Life in a hothouse

Editorial Board
August 04, 2022

As we confront floods while the rest of the world too battles weather-related phenomena such as wildfires, floods and droughts destroy the lives of people, a new book by Bill McGuire, emeritus...

Share Next Story >>>

As we confront floods while the rest of the world too battles weather-related phenomena such as wildfires, floods and droughts destroy the lives of people, a new book by Bill McGuire, emeritus professor at University College London, 'Hothouse Earth', warns us that there is now no escape now from a hotter, more hostile planet. Since the start of the Industrial Revolution, global temperatures have risen by just over 1C. At the COP26 climate meeting in Glasgow last year, it was agreed to try to limit that rise to 1.5C, although to achieve this, global carbon emissions will have to be reduced by 45 per cent by 2030. McGuire says we are actually on course for close to a 14 per cent rise in emissions by that date – which means we may hit 1.5C in less than a decade.

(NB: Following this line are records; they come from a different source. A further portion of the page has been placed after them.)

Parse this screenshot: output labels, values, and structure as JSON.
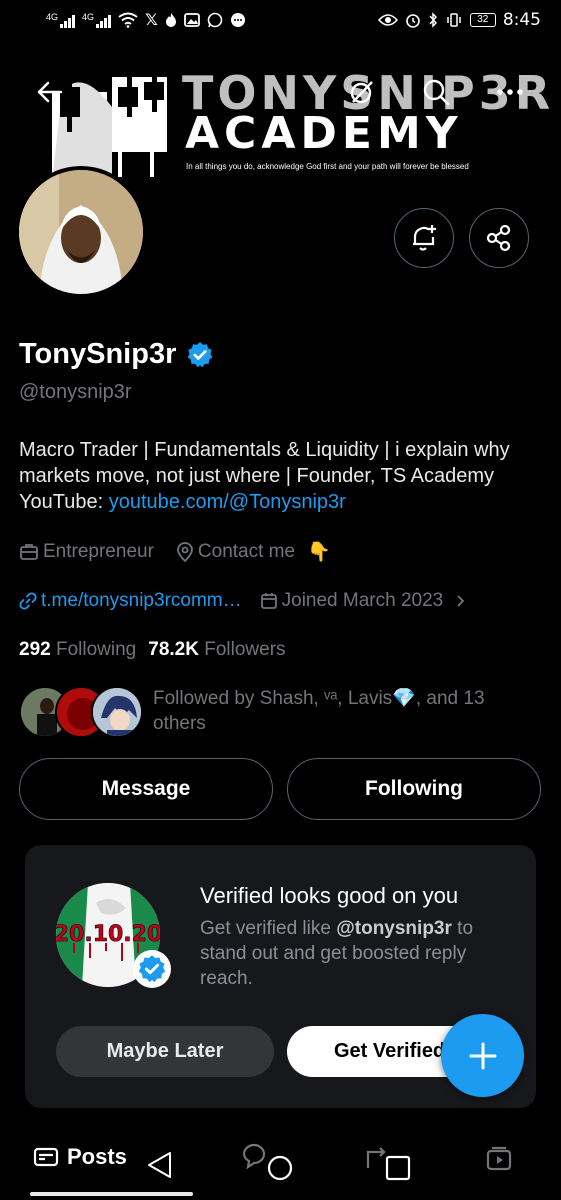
{
  "status_bar": {
    "signal_1": "4G",
    "signal_2": "4G",
    "battery": "32",
    "time": "8:45"
  },
  "banner": {
    "title_line1": "TONYSNIP3R",
    "title_line2": "ACADEMY",
    "tagline": "In all things you do, acknowledge God first and your path will forever be blessed"
  },
  "profile": {
    "display_name": "TonySnip3r",
    "handle": "@tonysnip3r",
    "bio_text": "Macro Trader | Fundamentals & Liquidity | i explain why markets move, not just where | Founder, TS Academy YouTube: ",
    "bio_link": "youtube.com/@Tonysnip3r",
    "category": "Entrepreneur",
    "location": "Contact me",
    "location_emoji": "👇",
    "website": "t.me/tonysnip3rcomm…",
    "joined": "Joined March 2023",
    "following_count": "292",
    "following_label": "Following",
    "followers_count": "78.2K",
    "followers_label": "Followers",
    "followed_by": "Followed by Shash, ᵛᵃ, Lavis💎, and 13 others"
  },
  "actions": {
    "message": "Message",
    "following": "Following"
  },
  "verified_card": {
    "avatar_text": "20.10.20",
    "title": "Verified looks good on you",
    "desc_before": "Get verified like ",
    "desc_handle": "@tonysnip3r",
    "desc_after": " to stand out and get boosted reply reach.",
    "maybe_later": "Maybe Later",
    "get_verified": "Get Verified"
  },
  "tabs": {
    "posts": "Posts"
  },
  "colors": {
    "accent": "#1d9bf0",
    "background": "#000000",
    "card": "#16181c",
    "muted": "#71767b"
  }
}
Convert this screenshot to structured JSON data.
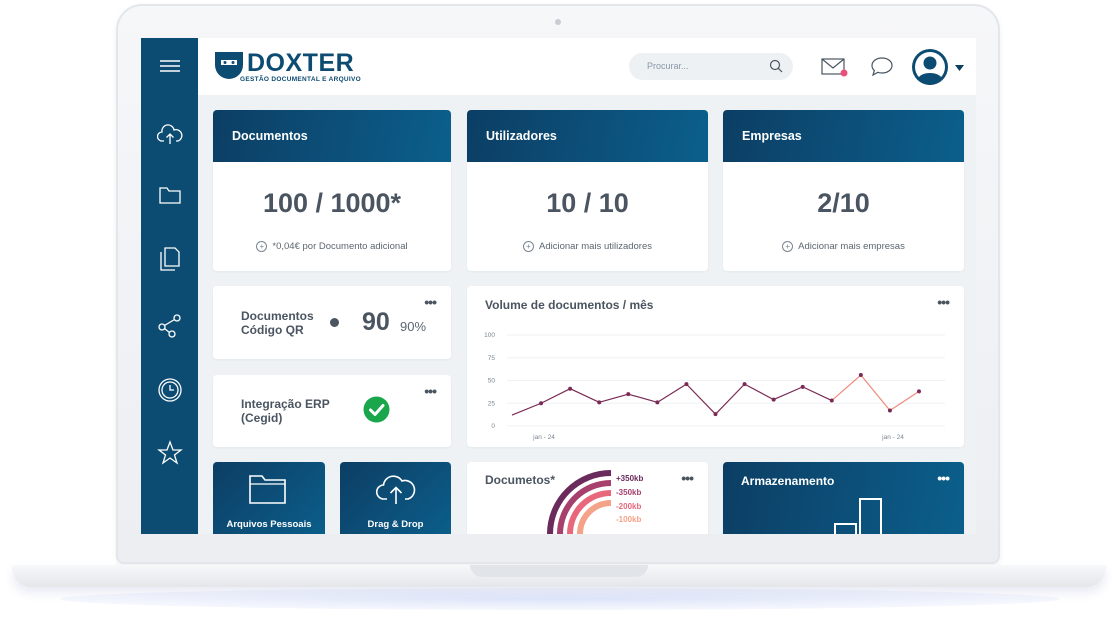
{
  "app": {
    "name": "DOXTER",
    "tagline": "GESTÃO DOCUMENTAL E ARQUIVO"
  },
  "search": {
    "placeholder": "Procurar..."
  },
  "sidebar": {
    "items": [
      {
        "icon": "menu-icon"
      },
      {
        "icon": "cloud-upload-icon"
      },
      {
        "icon": "folder-icon"
      },
      {
        "icon": "documents-icon"
      },
      {
        "icon": "workflow-icon"
      },
      {
        "icon": "clock-icon"
      },
      {
        "icon": "star-icon"
      }
    ]
  },
  "cards": {
    "documentos": {
      "title": "Documentos",
      "value": "100 / 1000*",
      "note": "*0,04€ por Documento adicional"
    },
    "utilizadores": {
      "title": "Utilizadores",
      "value": "10 / 10",
      "note": "Adicionar mais utilizadores"
    },
    "empresas": {
      "title": "Empresas",
      "value": "2/10",
      "note": "Adicionar mais empresas"
    }
  },
  "qr": {
    "label_line1": "Documentos",
    "label_line2": "Código QR",
    "value": "90",
    "percent": "90%"
  },
  "erp": {
    "label_line1": "Integração ERP",
    "label_line2": "(Cegid)",
    "status": "ok"
  },
  "menu_dots": "•••",
  "tiles": {
    "pessoais": "Arquivos Pessoais",
    "drag": "Drag & Drop"
  },
  "docs_card": {
    "title": "Documetos*",
    "legend": [
      "+350kb",
      "-350kb",
      "-200kb",
      "-100kb"
    ]
  },
  "storage_card": {
    "title": "Armazenamento"
  },
  "chart_data": {
    "type": "line",
    "title": "Volume de documentos / mês",
    "y_ticks": [
      "100",
      "75",
      "50",
      "25",
      "0"
    ],
    "ylim": [
      0,
      100
    ],
    "x_tick_labels": [
      "jan - 24",
      "jan - 24"
    ],
    "x": [
      1,
      2,
      3,
      4,
      5,
      6,
      7,
      8,
      9,
      10,
      11,
      12,
      13,
      14,
      15,
      16
    ],
    "values": [
      12,
      25,
      41,
      26,
      35,
      26,
      46,
      13,
      46,
      29,
      43,
      28,
      56,
      17,
      38
    ],
    "grid": true,
    "colors": {
      "line": "#7a2a55",
      "highlight": "#f08a7c"
    }
  },
  "colors": {
    "brand": "#0c4b72",
    "ok": "#1aa64a",
    "legend": [
      "#6b2a5c",
      "#a8406e",
      "#e8677a",
      "#f5a28a"
    ]
  }
}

Global warming will mean warmer oceans and a change of animal life in these waters as well as faster melting of glaciers and the polar cap thereby causing widespread flooding and putting millions of people at risk. Children born in the coming years will live in a much more unbearable world, with the planet struggling to survive in the face of the changing climate. 'Climate appeasement’, as McGuire calls it, is just criminal denial.

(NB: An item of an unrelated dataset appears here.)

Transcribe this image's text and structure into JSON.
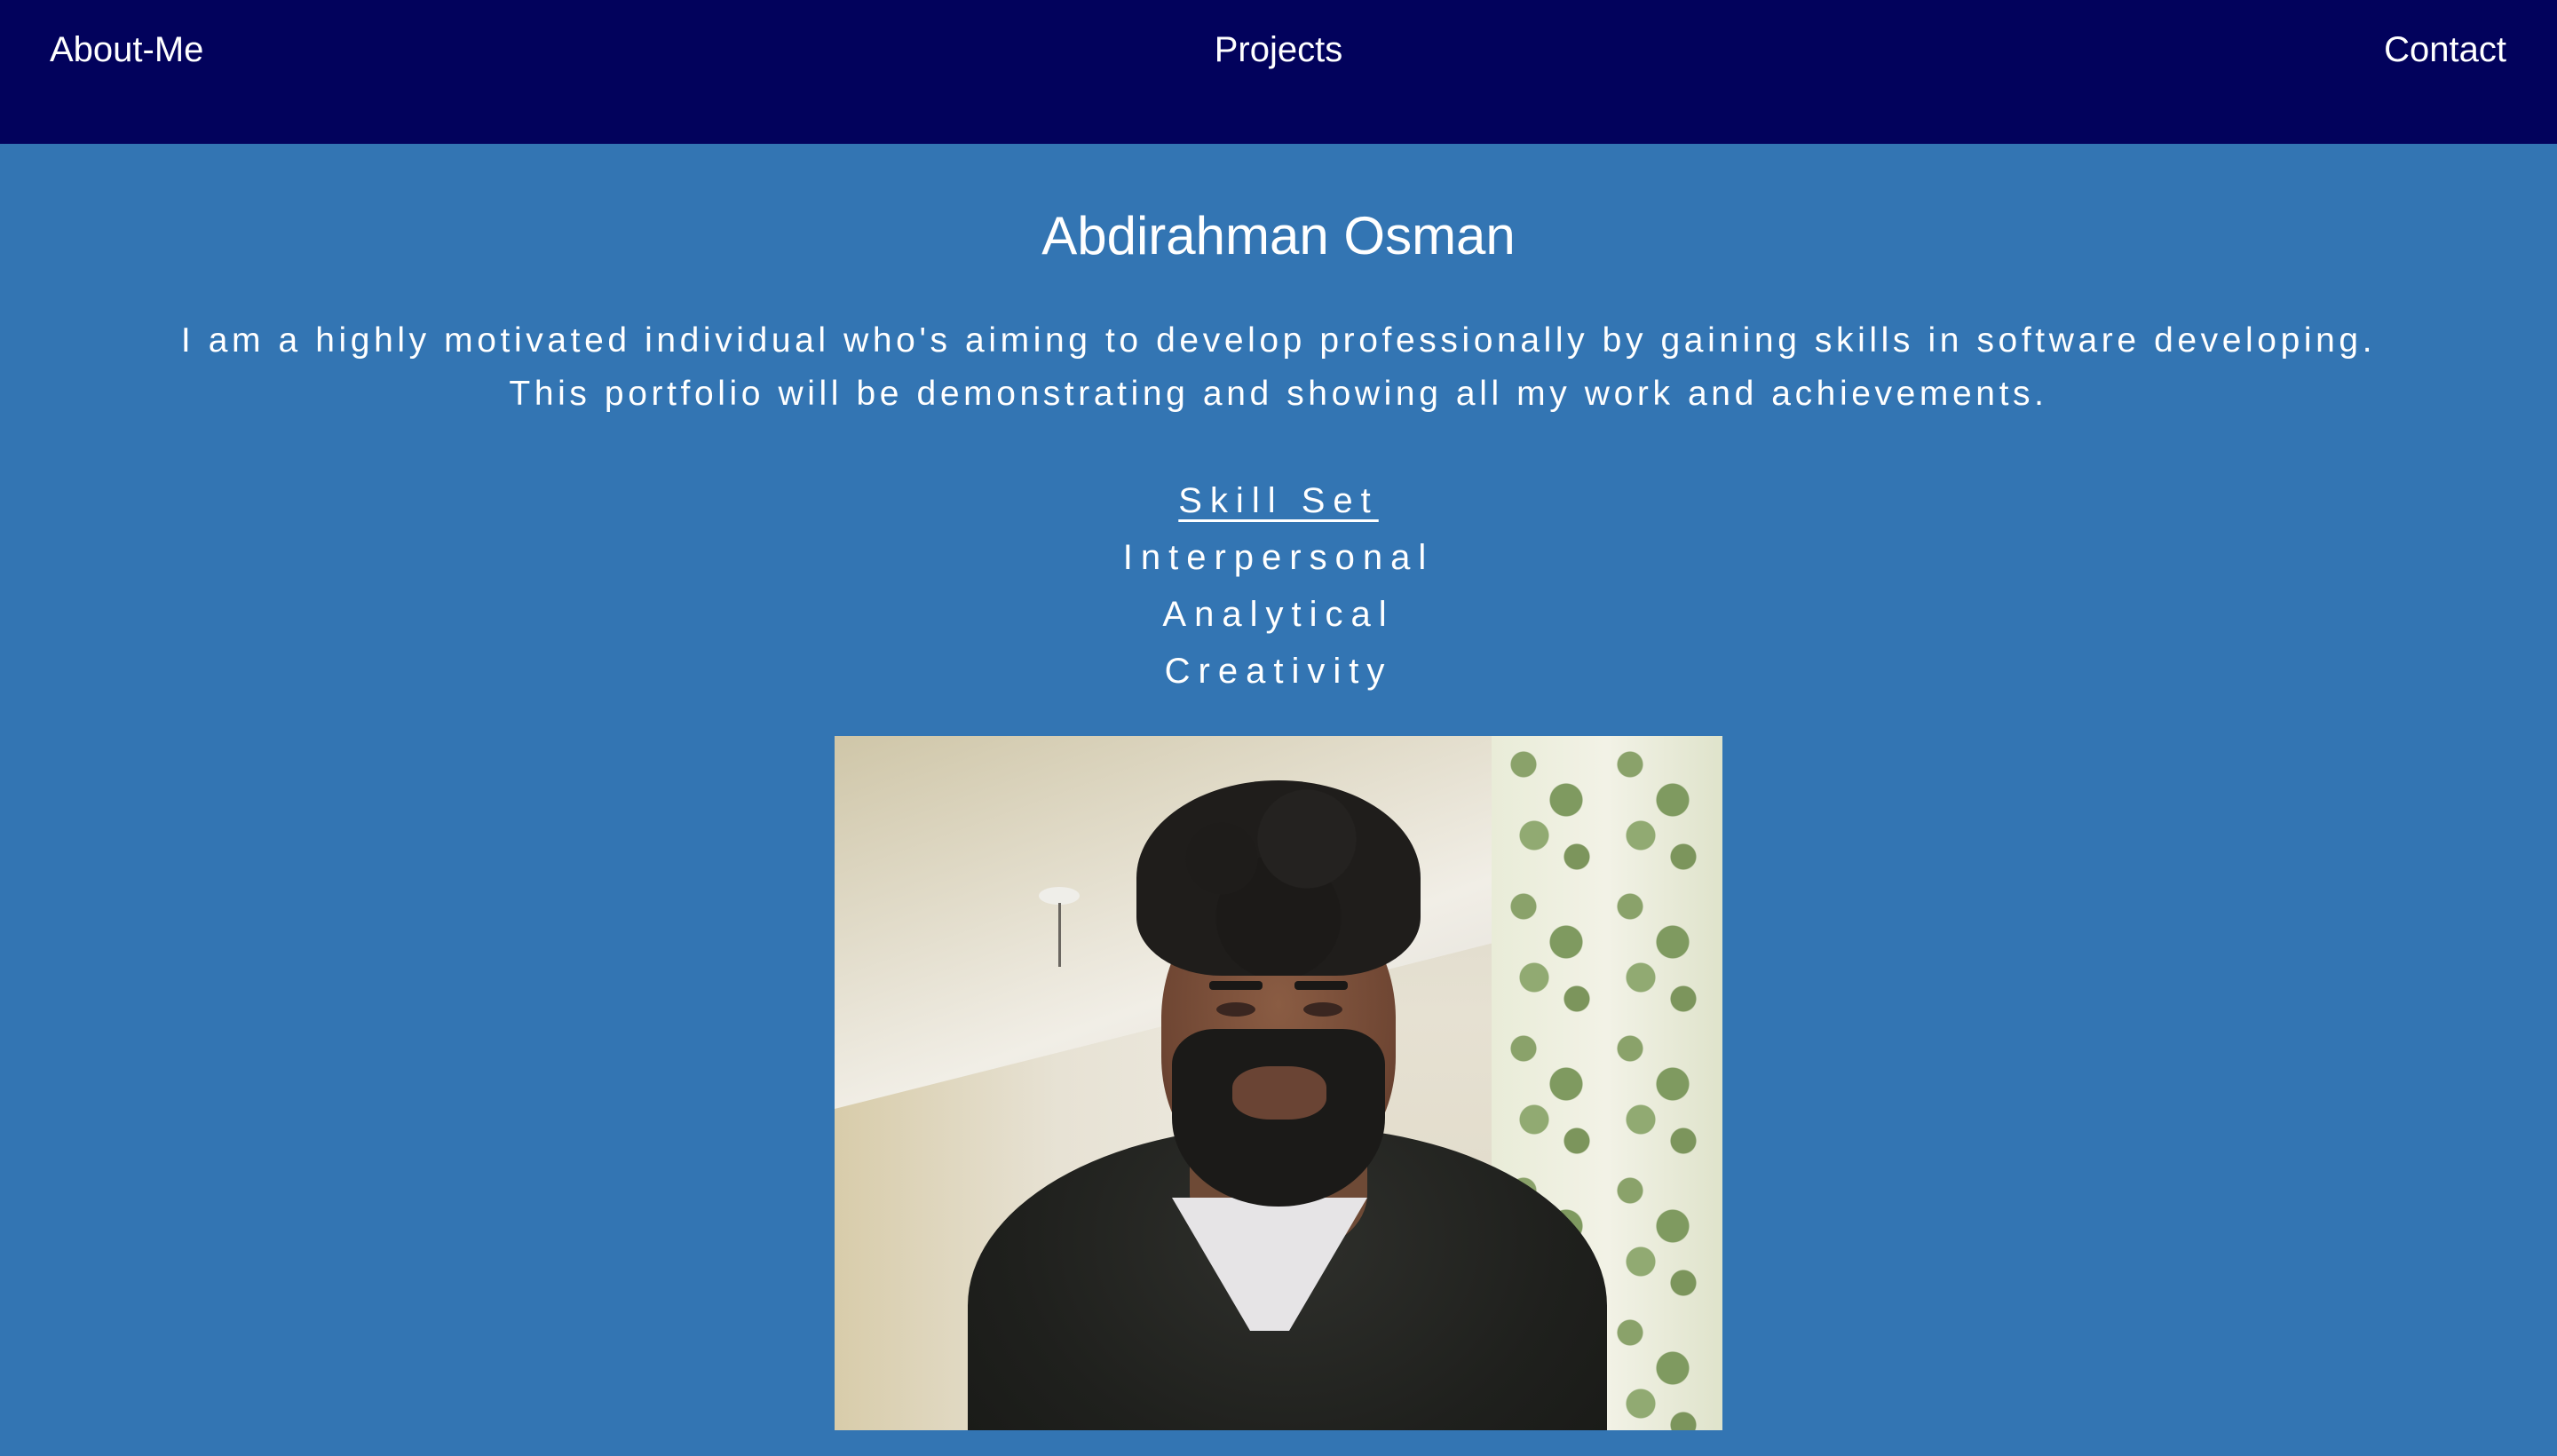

We have effectively destroyed planet earth, the only home we have ever known. As it grows hotter, both agricultural and living patterns will need to change. We now have to prepare to cope with the changes that lie ahead; this involves not only cutting carbon emissions but also altering the way we build our homes, the way we live, and how we look at our industrialized selves. There is but one planet that is inhabitable for humans for now. We have no plan B: there is no option but to save our future.



More From Editorial